Universal Studios

  When Dr. Joel Gold met a patient who thought his every action was being filmed and broadcast to the world a la "The Truman Show" he was intrigued but it wasn't until a steady stream of people with similar delusions that he and his brother decided to write about it.

In his new book, "Suspicious Minds: How Culture Affects Madness," Gold makes the case for how our environments are affecting our thoughts and sometimes causing our delusions.

"Chug, chug, chug. Puff, puff, puff. Ding-dong, ding-dong."

The beloved tale of the little blue engine — who helps bring a broken-down train of toys to the good little boys and girls on the other side of the mountain — has been chugging along for a very long time. But despite the locomotive's optimistic refrain — I think I can, I think I can, I think I can — the story has a somewhat checkered past: In its tracks, The Little Engine has left both a legal battle and a debate over whether the little blue engine is male or female.

The efforts to keep high-tech military technology out of the hands of enemy states and combatants  comes to light in the book "Operation Shakespeare." 

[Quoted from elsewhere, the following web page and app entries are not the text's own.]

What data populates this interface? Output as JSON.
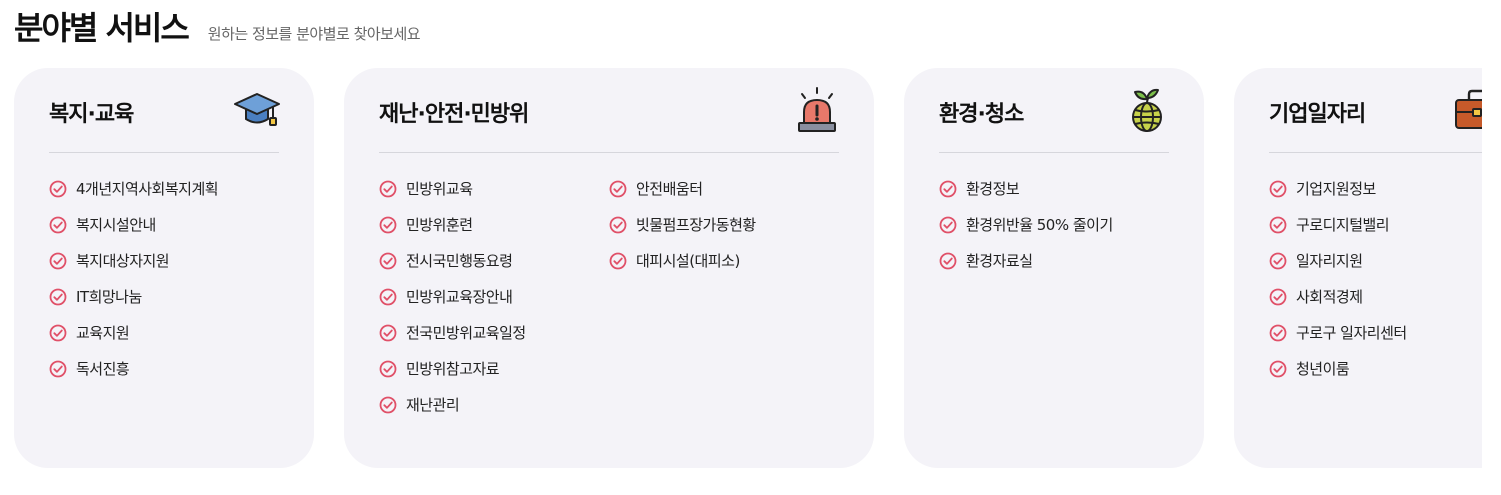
{
  "header": {
    "title": "분야별 서비스",
    "subtitle": "원하는 정보를 분야별로 찾아보세요"
  },
  "accent_color": "#e05068",
  "cards": [
    {
      "title": "복지·교육",
      "icon": "graduation-cap-icon",
      "items": [
        "4개년지역사회복지계획",
        "복지시설안내",
        "복지대상자지원",
        "IT희망나눔",
        "교육지원",
        "독서진흥"
      ]
    },
    {
      "title": "재난·안전·민방위",
      "icon": "siren-icon",
      "items": [
        "민방위교육",
        "민방위훈련",
        "전시국민행동요령",
        "민방위교육장안내",
        "전국민방위교육일정",
        "민방위참고자료",
        "재난관리"
      ],
      "items2": [
        "안전배움터",
        "빗물펌프장가동현황",
        "대피시설(대피소)"
      ]
    },
    {
      "title": "환경·청소",
      "icon": "globe-sprout-icon",
      "items": [
        "환경정보",
        "환경위반율 50% 줄이기",
        "환경자료실"
      ]
    },
    {
      "title": "기업일자리",
      "icon": "briefcase-icon",
      "items": [
        "기업지원정보",
        "구로디지털밸리",
        "일자리지원",
        "사회적경제",
        "구로구 일자리센터",
        "청년이룸"
      ]
    }
  ]
}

Investigative reporter John Shiffman tells us about Homeland Security's three-year effort to block and apprehend arms traders from accessing some of America's leading technologies.